> _The task_: If a line in the records below contains "google", copy that line.

> _Record set_:

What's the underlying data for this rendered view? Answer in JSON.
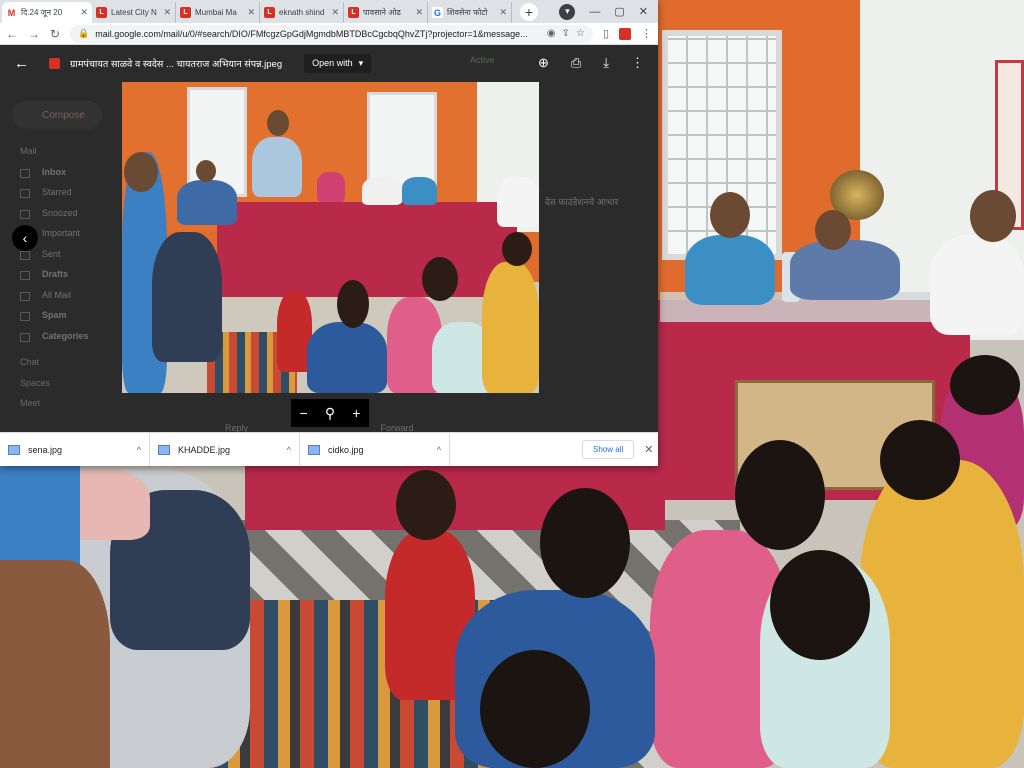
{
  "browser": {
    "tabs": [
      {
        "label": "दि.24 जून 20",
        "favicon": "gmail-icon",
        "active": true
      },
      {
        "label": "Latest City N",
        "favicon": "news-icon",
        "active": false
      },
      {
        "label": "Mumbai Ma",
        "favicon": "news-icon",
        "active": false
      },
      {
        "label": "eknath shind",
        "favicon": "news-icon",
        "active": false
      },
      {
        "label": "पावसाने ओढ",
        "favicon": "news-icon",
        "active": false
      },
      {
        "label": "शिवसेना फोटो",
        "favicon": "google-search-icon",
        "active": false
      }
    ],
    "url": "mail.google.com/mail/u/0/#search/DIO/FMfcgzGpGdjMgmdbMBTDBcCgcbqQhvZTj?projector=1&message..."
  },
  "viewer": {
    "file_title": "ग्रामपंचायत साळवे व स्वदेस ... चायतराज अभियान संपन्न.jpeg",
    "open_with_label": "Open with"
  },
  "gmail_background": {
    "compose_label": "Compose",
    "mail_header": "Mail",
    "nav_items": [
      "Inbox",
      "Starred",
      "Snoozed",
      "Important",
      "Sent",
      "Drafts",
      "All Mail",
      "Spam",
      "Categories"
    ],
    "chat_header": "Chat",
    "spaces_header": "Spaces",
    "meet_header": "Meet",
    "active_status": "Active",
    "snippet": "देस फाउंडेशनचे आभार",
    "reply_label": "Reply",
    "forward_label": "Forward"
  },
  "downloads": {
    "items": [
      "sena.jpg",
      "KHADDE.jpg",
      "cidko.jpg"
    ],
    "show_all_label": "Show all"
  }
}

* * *

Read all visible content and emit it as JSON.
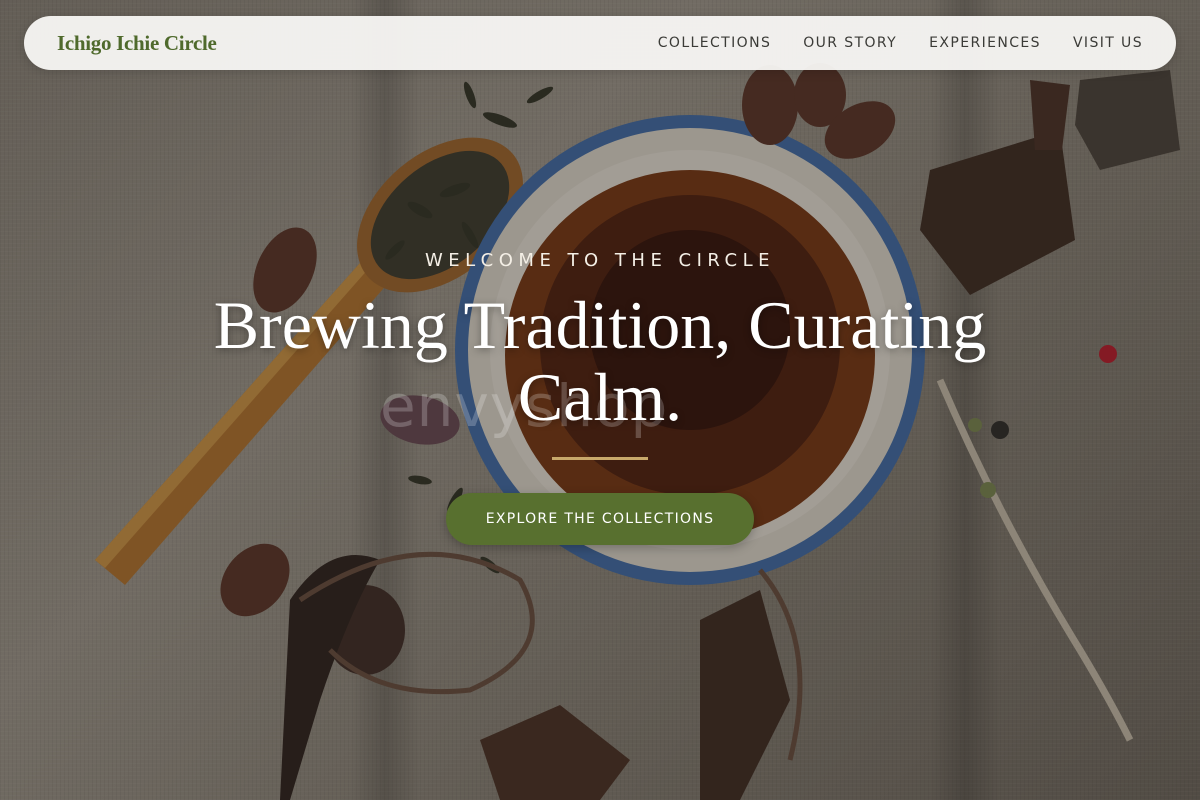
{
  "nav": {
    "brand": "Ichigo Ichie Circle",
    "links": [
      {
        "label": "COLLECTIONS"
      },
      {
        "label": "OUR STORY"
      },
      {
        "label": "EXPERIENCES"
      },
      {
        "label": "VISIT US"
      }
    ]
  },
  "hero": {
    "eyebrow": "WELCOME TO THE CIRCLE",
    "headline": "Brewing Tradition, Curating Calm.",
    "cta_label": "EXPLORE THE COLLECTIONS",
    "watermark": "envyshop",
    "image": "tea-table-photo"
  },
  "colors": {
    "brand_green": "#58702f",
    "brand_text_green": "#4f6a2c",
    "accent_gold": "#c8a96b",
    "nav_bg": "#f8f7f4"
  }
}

> _Result_:
        "favicon": "google-search-icon",
    "url": "mail.google.com/mail/u/0/#search/DIO/FMfcgzGpGdjMgmdbMBTDBcCgcbqQhvZTj?projector=1&message..."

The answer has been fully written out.